Expedited through a national, nonpartisan, nonprofit group called Power the Polls, you can easily volunteer as a poll worker to fill the void that the pandemic has created. Power the Polls has already recruited more than 160,000 poll workers for this election, and makes the process easy. Once you sign up, Power the Polls will link you up with election officials in your community, make sure you know everything you need to know and hold your hand through the registration process.

The job itself is straightforward. You sign up for what’s usually a brief training session, then show up early on Election Day, and stay until after the polls close that night. In many places, Lyft is offering free or discounted rides to the polls for voters and poll workers alike, as to minimize the worry of transportation. You answer questions, help voters work the machinery, that kind of thing. In most jurisdictions, you’ll be paid up to $250, on top of the satisfaction of knowing you did your part to protect your elders – and democracy.

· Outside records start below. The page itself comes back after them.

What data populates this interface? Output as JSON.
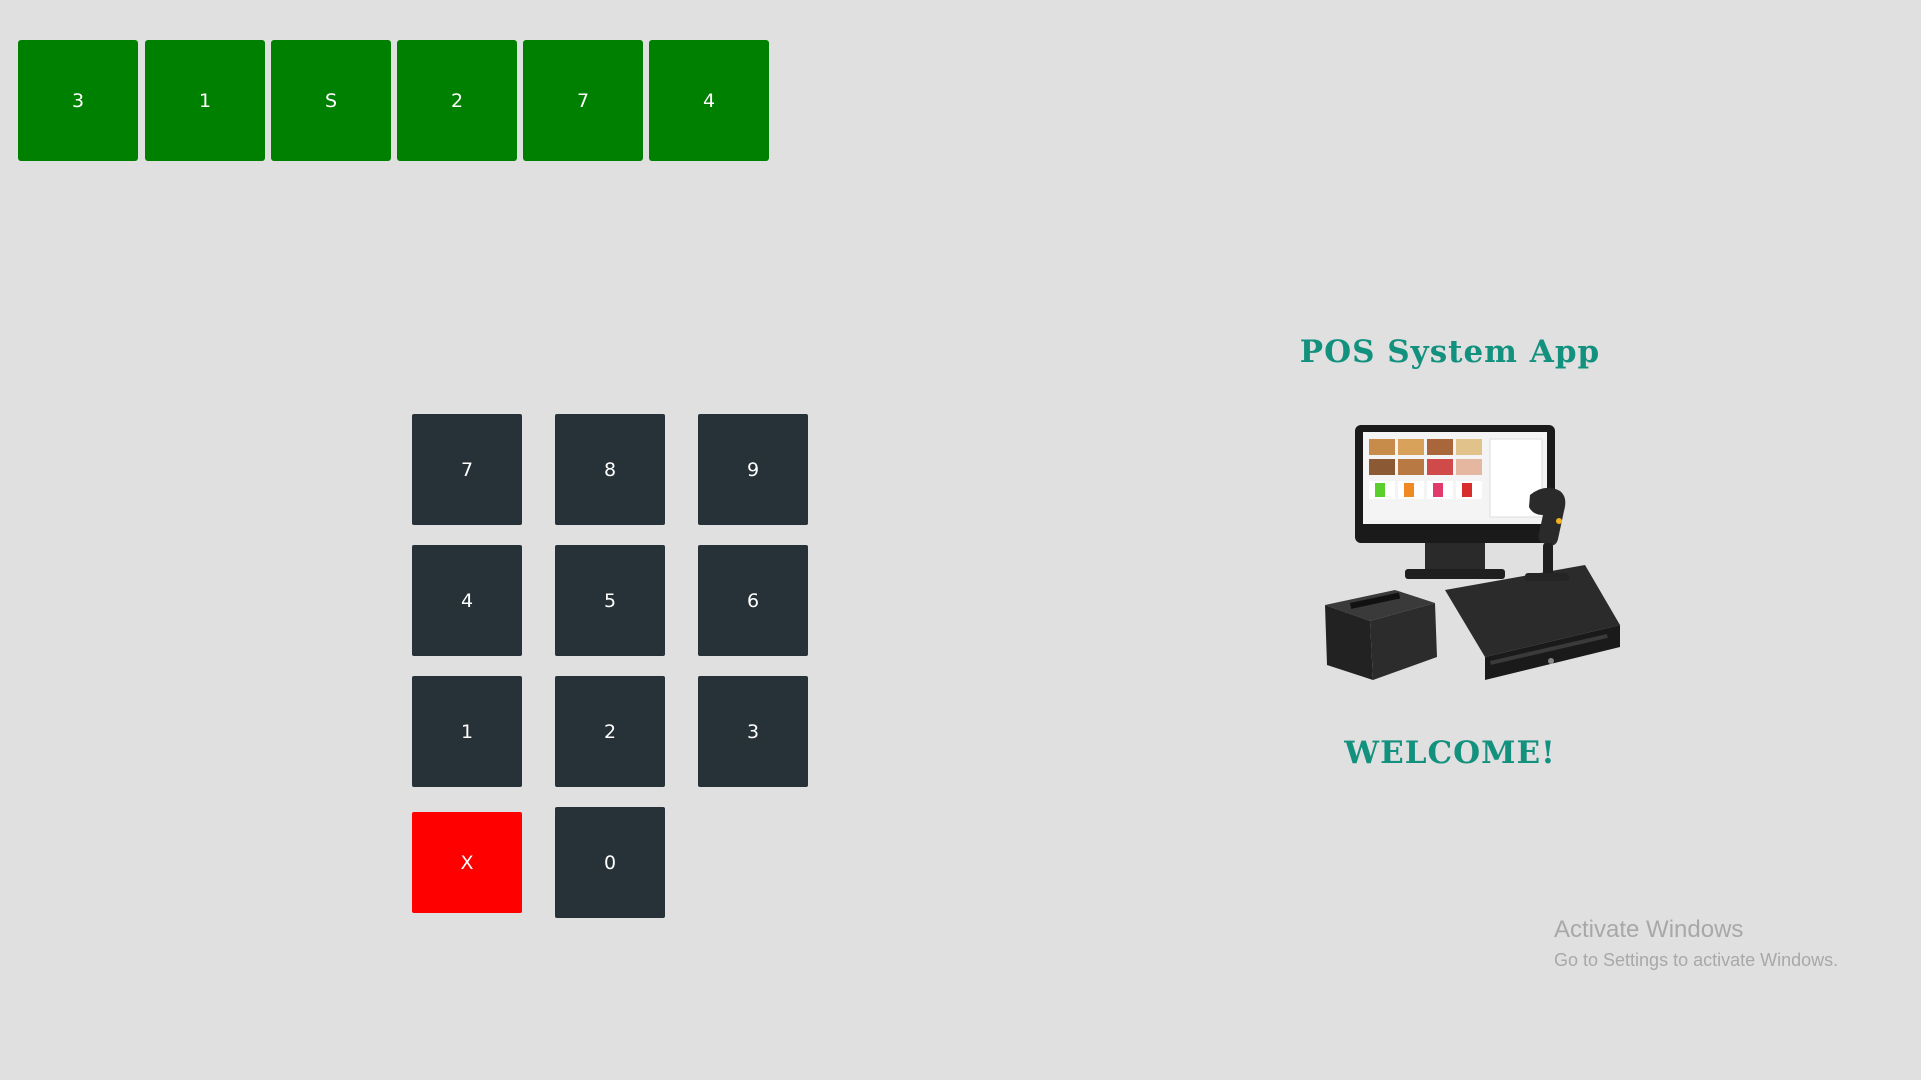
{
  "pin_display": [
    "3",
    "1",
    "S",
    "2",
    "7",
    "4"
  ],
  "keypad": {
    "rows": [
      [
        "7",
        "8",
        "9"
      ],
      [
        "4",
        "5",
        "6"
      ],
      [
        "1",
        "2",
        "3"
      ]
    ],
    "clear_label": "X",
    "zero_label": "0"
  },
  "branding": {
    "title": "POS System App",
    "welcome": "WELCOME!",
    "illustration": "pos-terminal-illustration"
  },
  "watermark": {
    "title": "Activate Windows",
    "subtitle": "Go to Settings to activate Windows."
  },
  "colors": {
    "background": "#e0e0e0",
    "pin_slot": "#008000",
    "key": "#263238",
    "clear_key": "#ff0000",
    "brand_text": "#13917f",
    "watermark_text": "#a8a8a8"
  }
}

How do you know if you’re qualified?

In most places, you must simply be 17 or older. You also can’t be a government official, which shouldn’t be a problem, and must be a registered voter in the state where you want to work. Since many Cornellians are taking their classes at their parents’ homes, that makes it easy.

Now, what about your safety?

If you have a compromised immune system, are living with at-risk family members, or simply don’t want to take the risk, you should sit this one out. Otherwise, you should know that all poll workers will be given personal protective equipment such as masks and/or visors. Also, it shouldn’t be hard to lower your risks on election day, as no one is going to ask you to get up close and personal with voters.

As a poll worker, you’ll be an essential, frontline worker for the day, and your communities will thank and support you. You can help put others out of harm’s way, help facilitate democracy and you’ll get a front-row seat to an election that will be talked about for decades to come.

Joshua Dov Epstein is a sophomore in the College of Arts and Sciences, and can be reached at jde74@cornell.edu. His column, Heterodox, appears every other Tuesday this semester.